Belmont residents joined the more than 100 people who flocked to Caltrain headquarters in San Carlos today to protest potential service cuts that could result in closing the , or reducing the amount of daily trains in circulation.
Both options, as well as fee hikes, have been proposed by the Caltrain administration in an effort to reduce its nearly $30 million budget deficit.
The Peninsula Corridor Joint Powers Board, comprised of community leaders from across the Bay Area, unanimously voted at their meeting to declare a fiscal emergency for 2012 as Caltrain anticipates facing a $30 million deficit entering the fiscal year beginning in July.
The declaration eases the board's path toward hiking fees or cutting services.
In an effort to reduce the budget gap, the board is bandying proposals to cut the 86 trains that circulate on weekdays nearly in half, to 48 trains per day. Closing seven of the existing stations -- including Belmont's -- has been as well.

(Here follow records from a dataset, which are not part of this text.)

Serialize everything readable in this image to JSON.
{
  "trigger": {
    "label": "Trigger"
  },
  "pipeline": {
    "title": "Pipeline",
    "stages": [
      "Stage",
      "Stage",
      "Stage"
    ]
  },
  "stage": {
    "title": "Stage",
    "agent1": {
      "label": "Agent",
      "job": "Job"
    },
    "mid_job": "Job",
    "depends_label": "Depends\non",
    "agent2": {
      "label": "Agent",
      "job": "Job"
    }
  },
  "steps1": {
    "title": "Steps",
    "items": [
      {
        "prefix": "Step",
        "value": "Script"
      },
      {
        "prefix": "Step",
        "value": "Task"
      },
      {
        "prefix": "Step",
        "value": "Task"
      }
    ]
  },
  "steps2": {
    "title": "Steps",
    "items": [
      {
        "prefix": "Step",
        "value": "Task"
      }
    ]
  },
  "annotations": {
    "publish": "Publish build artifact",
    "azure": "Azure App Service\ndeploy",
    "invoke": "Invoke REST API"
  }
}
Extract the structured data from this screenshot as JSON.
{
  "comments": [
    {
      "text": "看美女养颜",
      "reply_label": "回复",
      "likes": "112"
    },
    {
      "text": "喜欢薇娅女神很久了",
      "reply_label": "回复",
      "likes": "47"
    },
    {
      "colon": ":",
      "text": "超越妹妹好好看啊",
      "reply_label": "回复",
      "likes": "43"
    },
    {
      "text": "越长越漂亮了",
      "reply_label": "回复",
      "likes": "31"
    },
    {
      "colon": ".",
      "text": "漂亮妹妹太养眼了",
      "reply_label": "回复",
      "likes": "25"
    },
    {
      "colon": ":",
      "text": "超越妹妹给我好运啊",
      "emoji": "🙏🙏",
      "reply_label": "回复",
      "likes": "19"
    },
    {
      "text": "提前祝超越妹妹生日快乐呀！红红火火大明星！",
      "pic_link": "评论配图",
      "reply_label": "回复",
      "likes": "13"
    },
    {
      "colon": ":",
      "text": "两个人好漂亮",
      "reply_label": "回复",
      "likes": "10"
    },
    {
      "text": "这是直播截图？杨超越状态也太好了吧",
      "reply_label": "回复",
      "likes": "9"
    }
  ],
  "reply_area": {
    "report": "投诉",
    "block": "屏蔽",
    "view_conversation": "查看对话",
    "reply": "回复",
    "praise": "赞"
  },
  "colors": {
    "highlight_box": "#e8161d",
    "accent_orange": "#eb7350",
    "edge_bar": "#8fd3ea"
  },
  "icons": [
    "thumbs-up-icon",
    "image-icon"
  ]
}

The 10 stations on the chopping block are: Bayshore, South San Francisco, San Bruno, Burlingame, Hayward Park, Belmont, San Antonio, Lawrence, Santa Clara and College Park. Only seven of the 10 would be closed, should the board elect to do so.
The purpose of this month's meeting was for members of the public to voice their opinion about the proposed budget cuts and fee increases.
Belmont Council member Christine Wozniak spoke to the board in opposition of closing any of the train stations currently up to possibly be shuttered.
"Do not cut service to any of the stations," she told the board.
Wozniak's comments were met by a round of applause from the audience.
Belmont High-Speed Rail Ad Hoc Committee member George Burgess also spoke in favor of keeping the town's train station open.
Local business thrives on the train stopping in Belmont, said Burgess, who reminded board members that Belmont is in the midst of constructing a across Highway 101 to increase accessibility to the train station.
No actions regarding service levels were taken at this meeting, but the board is expected to begin doing so next month, in an effort to finalize its upcoming fiscal year's budget.
Should the proposed reductions in service be approved, the budget deficit would be slashed from $30 million down to nearly $5 million, according to a report released by Caltrain.
The board is dealing with a structural deficit, as it has struggled with financing for the past several years.
Caltrain is financed by contributions from the City and County of San Francisco, San Mateo County Transit District, and the Santa Clara Valley Transportation Authority.
Caltrain executive director Michael Scanlon said the rail organization is looking for a sustainable revenue source, as it is the only local form of public transportation that is not funded by a dedicated source.
Other potential budget balancing techniques proposed include a 25-cent fee increase per one-way ticket, as well as suspension of service for special events or during weekends and holidays or possibly all stopping service south of the Diridon Station in San Jose.
The public turned out en masse to speak out against the potential service cuts, and often showed a willingness to shoulder fee hikes for tickets and parking in exchange for maintaining current levels of service and keeping all stations open.
A 25-cent fee increase could generate $1.2 million in additional fee revenue. Nearly half of Caltrain's funding comes from revenue made at the fare box, according to a Caltrain report.
Scanlon said all suggestions for coping with the budget crisis are still on the table.
San Francisco Supervisor and JPB Chair Sean Elsbernd said more than 1,300 comments by the public were received before the meeting.